(TASK OBJECTIVE):
From top to bottom, reproduce the listing without a single change.

(DATA FOR REVIEW):
--- START ---
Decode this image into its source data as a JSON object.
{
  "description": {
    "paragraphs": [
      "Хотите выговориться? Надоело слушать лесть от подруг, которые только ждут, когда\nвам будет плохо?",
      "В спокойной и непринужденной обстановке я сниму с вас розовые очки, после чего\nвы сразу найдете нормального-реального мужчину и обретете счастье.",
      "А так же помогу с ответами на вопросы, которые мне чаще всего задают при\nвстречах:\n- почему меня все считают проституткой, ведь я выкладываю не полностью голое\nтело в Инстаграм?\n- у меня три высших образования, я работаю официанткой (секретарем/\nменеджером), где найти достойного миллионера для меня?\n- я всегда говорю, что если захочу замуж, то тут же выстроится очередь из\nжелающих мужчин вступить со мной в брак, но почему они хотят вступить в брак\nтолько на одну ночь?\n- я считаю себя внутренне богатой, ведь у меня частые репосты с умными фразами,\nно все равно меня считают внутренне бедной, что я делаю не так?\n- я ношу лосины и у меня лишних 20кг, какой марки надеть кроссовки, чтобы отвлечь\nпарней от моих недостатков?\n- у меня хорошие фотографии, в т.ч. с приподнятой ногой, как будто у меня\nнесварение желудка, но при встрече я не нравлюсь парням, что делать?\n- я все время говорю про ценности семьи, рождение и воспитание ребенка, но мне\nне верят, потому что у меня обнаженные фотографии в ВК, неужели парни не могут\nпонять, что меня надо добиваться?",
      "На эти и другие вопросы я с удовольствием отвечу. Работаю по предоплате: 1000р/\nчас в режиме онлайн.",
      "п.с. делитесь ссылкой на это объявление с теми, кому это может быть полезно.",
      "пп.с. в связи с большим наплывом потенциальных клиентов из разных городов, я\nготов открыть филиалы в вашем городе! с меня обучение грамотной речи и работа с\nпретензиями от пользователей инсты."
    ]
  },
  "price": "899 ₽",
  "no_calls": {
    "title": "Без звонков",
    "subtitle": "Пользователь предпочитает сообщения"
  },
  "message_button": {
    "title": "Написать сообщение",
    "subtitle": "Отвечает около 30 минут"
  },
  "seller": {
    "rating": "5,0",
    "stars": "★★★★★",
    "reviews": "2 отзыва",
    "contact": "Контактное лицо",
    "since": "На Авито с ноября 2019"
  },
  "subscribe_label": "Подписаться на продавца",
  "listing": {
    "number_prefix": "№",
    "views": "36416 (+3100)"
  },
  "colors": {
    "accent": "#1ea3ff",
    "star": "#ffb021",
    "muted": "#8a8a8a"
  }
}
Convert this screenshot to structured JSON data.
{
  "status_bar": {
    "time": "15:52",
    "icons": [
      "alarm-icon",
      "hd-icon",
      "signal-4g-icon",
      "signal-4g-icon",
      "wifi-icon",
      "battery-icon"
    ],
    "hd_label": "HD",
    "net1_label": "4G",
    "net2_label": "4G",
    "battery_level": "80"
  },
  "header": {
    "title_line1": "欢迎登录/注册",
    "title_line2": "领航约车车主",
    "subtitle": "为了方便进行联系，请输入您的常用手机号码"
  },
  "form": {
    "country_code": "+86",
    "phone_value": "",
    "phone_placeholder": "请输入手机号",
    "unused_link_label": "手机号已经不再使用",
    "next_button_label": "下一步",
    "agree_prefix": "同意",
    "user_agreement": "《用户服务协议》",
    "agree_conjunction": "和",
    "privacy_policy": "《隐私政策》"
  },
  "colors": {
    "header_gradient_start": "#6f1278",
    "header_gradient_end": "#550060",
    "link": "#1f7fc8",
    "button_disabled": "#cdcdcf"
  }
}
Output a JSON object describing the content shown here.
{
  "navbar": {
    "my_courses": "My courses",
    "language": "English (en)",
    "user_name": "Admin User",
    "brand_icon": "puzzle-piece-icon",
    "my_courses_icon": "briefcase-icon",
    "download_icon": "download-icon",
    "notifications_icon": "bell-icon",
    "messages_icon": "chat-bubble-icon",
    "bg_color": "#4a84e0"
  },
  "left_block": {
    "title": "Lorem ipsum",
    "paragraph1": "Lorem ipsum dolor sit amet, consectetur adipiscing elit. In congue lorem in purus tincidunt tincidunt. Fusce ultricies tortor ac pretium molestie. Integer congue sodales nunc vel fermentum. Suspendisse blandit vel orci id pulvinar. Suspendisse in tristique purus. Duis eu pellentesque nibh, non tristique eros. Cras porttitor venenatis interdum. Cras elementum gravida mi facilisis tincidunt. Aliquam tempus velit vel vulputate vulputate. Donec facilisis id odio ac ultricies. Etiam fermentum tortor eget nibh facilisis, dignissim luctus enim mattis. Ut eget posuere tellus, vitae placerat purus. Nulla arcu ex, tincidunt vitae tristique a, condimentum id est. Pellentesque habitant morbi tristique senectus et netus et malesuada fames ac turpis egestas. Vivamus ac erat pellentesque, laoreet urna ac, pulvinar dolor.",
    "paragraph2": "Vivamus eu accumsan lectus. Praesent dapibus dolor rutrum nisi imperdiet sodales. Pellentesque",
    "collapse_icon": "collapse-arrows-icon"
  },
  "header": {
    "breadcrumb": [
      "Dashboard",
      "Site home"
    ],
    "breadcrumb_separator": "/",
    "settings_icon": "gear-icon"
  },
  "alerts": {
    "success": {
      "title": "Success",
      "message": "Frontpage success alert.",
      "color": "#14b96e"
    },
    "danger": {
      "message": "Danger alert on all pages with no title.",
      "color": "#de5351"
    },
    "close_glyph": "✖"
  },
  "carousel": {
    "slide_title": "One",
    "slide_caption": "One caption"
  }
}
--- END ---
(RESULT OF THIS TASK):
Decode this image into its source data as a JSON object.
{
  "description": {
    "paragraphs": [
      "Хотите выговориться? Надоело слушать лесть от подруг, которые только ждут, когда\nвам будет плохо?",
      "В спокойной и непринужденной обстановке я сниму с вас розовые очки, после чего\nвы сразу найдете нормального-реального мужчину и обретете счастье.",
      "А так же помогу с ответами на вопросы, которые мне чаще всего задают при\nвстречах:\n- почему меня все считают проституткой, ведь я выкладываю не полностью голое\nтело в Инстаграм?\n- у меня три высших образования, я работаю официанткой (секретарем/\nменеджером), где найти достойного миллионера для меня?\n- я всегда говорю, что если захочу замуж, то тут же выстроится очередь из\nжелающих мужчин вступить со мной в брак, но почему они хотят вступить в брак\nтолько на одну ночь?\n- я считаю себя внутренне богатой, ведь у меня частые репосты с умными фразами,\nно все равно меня считают внутренне бедной, что я делаю не так?\n- я ношу лосины и у меня лишних 20кг, какой марки надеть кроссовки, чтобы отвлечь\nпарней от моих недостатков?\n- у меня хорошие фотографии, в т.ч. с приподнятой ногой, как будто у меня\nнесварение желудка, но при встрече я не нравлюсь парням, что делать?\n- я все время говорю про ценности семьи, рождение и воспитание ребенка, но мне\nне верят, потому что у меня обнаженные фотографии в ВК, неужели парни не могут\nпонять, что меня надо добиваться?",
      "На эти и другие вопросы я с удовольствием отвечу. Работаю по предоплате: 1000р/\nчас в режиме онлайн.",
      "п.с. делитесь ссылкой на это объявление с теми, кому это может быть полезно.",
      "пп.с. в связи с большим наплывом потенциальных клиентов из разных городов, я\nготов открыть филиалы в вашем городе! с меня обучение грамотной речи и работа с\nпретензиями от пользователей инсты."
    ]
  },
  "price": "899 ₽",
  "no_calls": {
    "title": "Без звонков",
    "subtitle": "Пользователь предпочитает сообщения"
  },
  "message_button": {
    "title": "Написать сообщение",
    "subtitle": "Отвечает около 30 минут"
  },
  "seller": {
    "rating": "5,0",
    "stars": "★★★★★",
    "reviews": "2 отзыва",
    "contact": "Контактное лицо",
    "since": "На Авито с ноября 2019"
  },
  "subscribe_label": "Подписаться на продавца",
  "listing": {
    "number_prefix": "№",
    "views": "36416 (+3100)"
  },
  "colors": {
    "accent": "#1ea3ff",
    "star": "#ffb021",
    "muted": "#8a8a8a"
  }
}
Convert this screenshot to structured JSON data.
{
  "status_bar": {
    "time": "15:52",
    "icons": [
      "alarm-icon",
      "hd-icon",
      "signal-4g-icon",
      "signal-4g-icon",
      "wifi-icon",
      "battery-icon"
    ],
    "hd_label": "HD",
    "net1_label": "4G",
    "net2_label": "4G",
    "battery_level": "80"
  },
  "header": {
    "title_line1": "欢迎登录/注册",
    "title_line2": "领航约车车主",
    "subtitle": "为了方便进行联系，请输入您的常用手机号码"
  },
  "form": {
    "country_code": "+86",
    "phone_value": "",
    "phone_placeholder": "请输入手机号",
    "unused_link_label": "手机号已经不再使用",
    "next_button_label": "下一步",
    "agree_prefix": "同意",
    "user_agreement": "《用户服务协议》",
    "agree_conjunction": "和",
    "privacy_policy": "《隐私政策》"
  },
  "colors": {
    "header_gradient_start": "#6f1278",
    "header_gradient_end": "#550060",
    "link": "#1f7fc8",
    "button_disabled": "#cdcdcf"
  }
}
Output a JSON object describing the content shown here.
{
  "navbar": {
    "my_courses": "My courses",
    "language": "English (en)",
    "user_name": "Admin User",
    "brand_icon": "puzzle-piece-icon",
    "my_courses_icon": "briefcase-icon",
    "download_icon": "download-icon",
    "notifications_icon": "bell-icon",
    "messages_icon": "chat-bubble-icon",
    "bg_color": "#4a84e0"
  },
  "left_block": {
    "title": "Lorem ipsum",
    "paragraph1": "Lorem ipsum dolor sit amet, consectetur adipiscing elit. In congue lorem in purus tincidunt tincidunt. Fusce ultricies tortor ac pretium molestie. Integer congue sodales nunc vel fermentum. Suspendisse blandit vel orci id pulvinar. Suspendisse in tristique purus. Duis eu pellentesque nibh, non tristique eros. Cras porttitor venenatis interdum. Cras elementum gravida mi facilisis tincidunt. Aliquam tempus velit vel vulputate vulputate. Donec facilisis id odio ac ultricies. Etiam fermentum tortor eget nibh facilisis, dignissim luctus enim mattis. Ut eget posuere tellus, vitae placerat purus. Nulla arcu ex, tincidunt vitae tristique a, condimentum id est. Pellentesque habitant morbi tristique senectus et netus et malesuada fames ac turpis egestas. Vivamus ac erat pellentesque, laoreet urna ac, pulvinar dolor.",
    "paragraph2": "Vivamus eu accumsan lectus. Praesent dapibus dolor rutrum nisi imperdiet sodales. Pellentesque",
    "collapse_icon": "collapse-arrows-icon"
  },
  "header": {
    "breadcrumb": [
      "Dashboard",
      "Site home"
    ],
    "breadcrumb_separator": "/",
    "settings_icon": "gear-icon"
  },
  "alerts": {
    "success": {
      "title": "Success",
      "message": "Frontpage success alert.",
      "color": "#14b96e"
    },
    "danger": {
      "message": "Danger alert on all pages with no title.",
      "color": "#de5351"
    },
    "close_glyph": "✖"
  },
  "carousel": {
    "slide_title": "One",
    "slide_caption": "One caption"
  }
}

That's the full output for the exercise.